Amy’s Six Reasons (other than paddling) why you should care about the core:
- A stronger core helps you perform everyday acts. Bending to put on shoes or scoop up a package, turning to look behind you, sitting in a chair, or simply standing still — these are just a few of the many mundane actions that rely on your core and that you might not notice until they become difficult or painful. Cleaning house, gardening, fix-it-yourself projects, even basic activities of daily living — bathing or dressing, for example — rely on your core.
- A stronger core helps you get through your workdays injury-free, even if you have “just” a desk job. Sure, jobs that involve lifting, twisting, and standing all rely on core muscles. But did you realize that less obvious tasks — like sitting at your desk for hours — engage your core as well? Typing and computer use, for example, can make back muscles surprisingly stiff and sore, particularly if you’re not strong enough to practice good posture and aren’t taking sufficient breaks (see my post on The 55-Minute Work Hour for more on the topic of “breaks”).
- A stronger core helps stave off development of low back pain. A potentially debilitating, sometimes excruciating problem, low back pain affects about 80% of Americans at some point in our lives. This yet another reason why doing exercises that promote well-balanced, resilient core muscles is so important. Even if back pain does strike, it’s quite likely that a regimen of core exercises will be a part of the treatment plan.
- A stronger core helps you train properly and have more fun doing it. Running, biking, swimming, paddleboarding, kayaking, rowing, golfing, tennis, dancing, and any other athletic move. Name it, and your core plays a key role in its execution.
- A stronger core helps protect you from falling. Your core muscles help stabilize your body. This allows you to move in any direction–even on the bumpiest terrain–or stand in one spot without losing your balance. Thus, core exercises can lessen your risk of falling, which is even more important as we age. Roughly 250,000 people over the age of 65 land in the hospital each year due to hip fracture, and greater than 95% of these fractures are caused by falling–usually sideways.
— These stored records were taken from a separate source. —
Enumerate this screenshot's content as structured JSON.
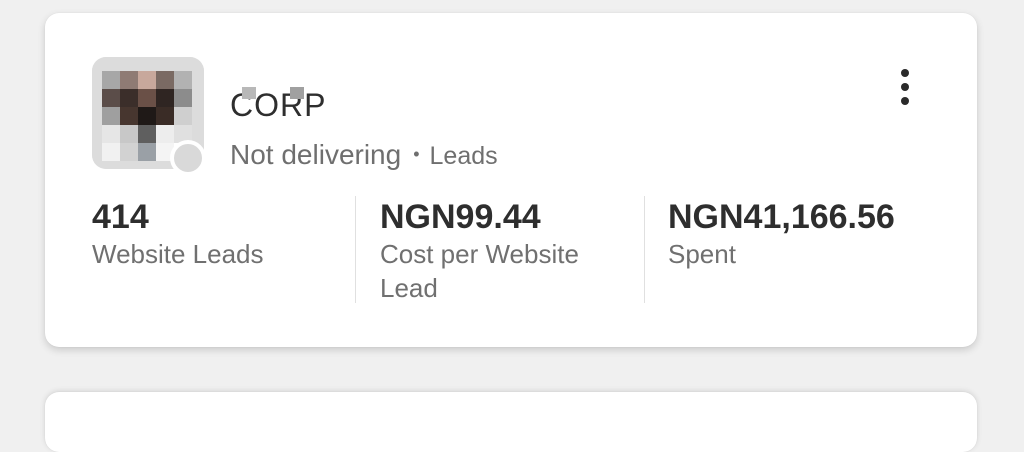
{
  "campaign": {
    "name": "CORP",
    "status": "Not delivering",
    "separator": "•",
    "objective": "Leads"
  },
  "metrics": [
    {
      "value": "414",
      "label": "Website Leads"
    },
    {
      "value": "NGN99.44",
      "label": "Cost per Website Lead"
    },
    {
      "value": "NGN41,166.56",
      "label": "Spent"
    }
  ],
  "icons": {
    "more": "more-vertical-icon",
    "avatar": "company-logo",
    "presence": "status-dot"
  },
  "colors": {
    "card_bg": "#ffffff",
    "page_bg": "#f0f0f0",
    "status_dot": "#d9d9d9",
    "text_primary": "#2e2e2e",
    "text_secondary": "#707070"
  }
}
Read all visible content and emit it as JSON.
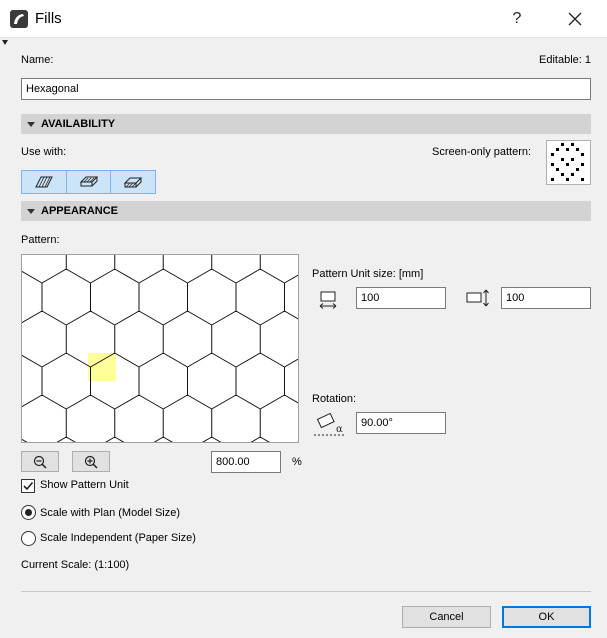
{
  "window": {
    "title": "Fills",
    "help_label": "?",
    "close_label": "✕"
  },
  "name": {
    "label": "Name:",
    "editable_label": "Editable: 1",
    "value": "Hexagonal"
  },
  "availability": {
    "header": "AVAILABILITY",
    "use_with_label": "Use with:",
    "screen_only_label": "Screen-only pattern:",
    "use_with_buttons": [
      "drafting-fills-icon",
      "cover-fills-icon",
      "cut-fills-icon"
    ]
  },
  "appearance": {
    "header": "APPEARANCE",
    "pattern_label": "Pattern:",
    "unit_size_label": "Pattern Unit size: [mm]",
    "unit_width": "100",
    "unit_height": "100",
    "rotation_label": "Rotation:",
    "rotation_value": "90.00°",
    "zoom_value": "800.00",
    "zoom_unit": "%",
    "show_pattern_unit_label": "Show Pattern Unit",
    "show_pattern_unit_checked": true,
    "scale_with_plan_label": "Scale with Plan (Model Size)",
    "scale_independent_label": "Scale Independent (Paper Size)",
    "scale_mode": "scale_with_plan",
    "current_scale_label": "Current Scale: (1:100)"
  },
  "footer": {
    "cancel_label": "Cancel",
    "ok_label": "OK"
  },
  "colors": {
    "accent": "#0078d7",
    "toggle_bg": "#cce4f7",
    "pattern_unit": "#ffff99",
    "section_bg": "#d3d3d3"
  }
}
- A stronger core gives you better posture (thus you look leaner). Your momma told you to sit up straight! Weak core muscles contribute to slouching. Here are 2 great reasons to care about good posture: (1) it trims your silhouette, and (2) projects confidence! Oh, and it actually allows you to breathe deeply, so that’s an important reason, too.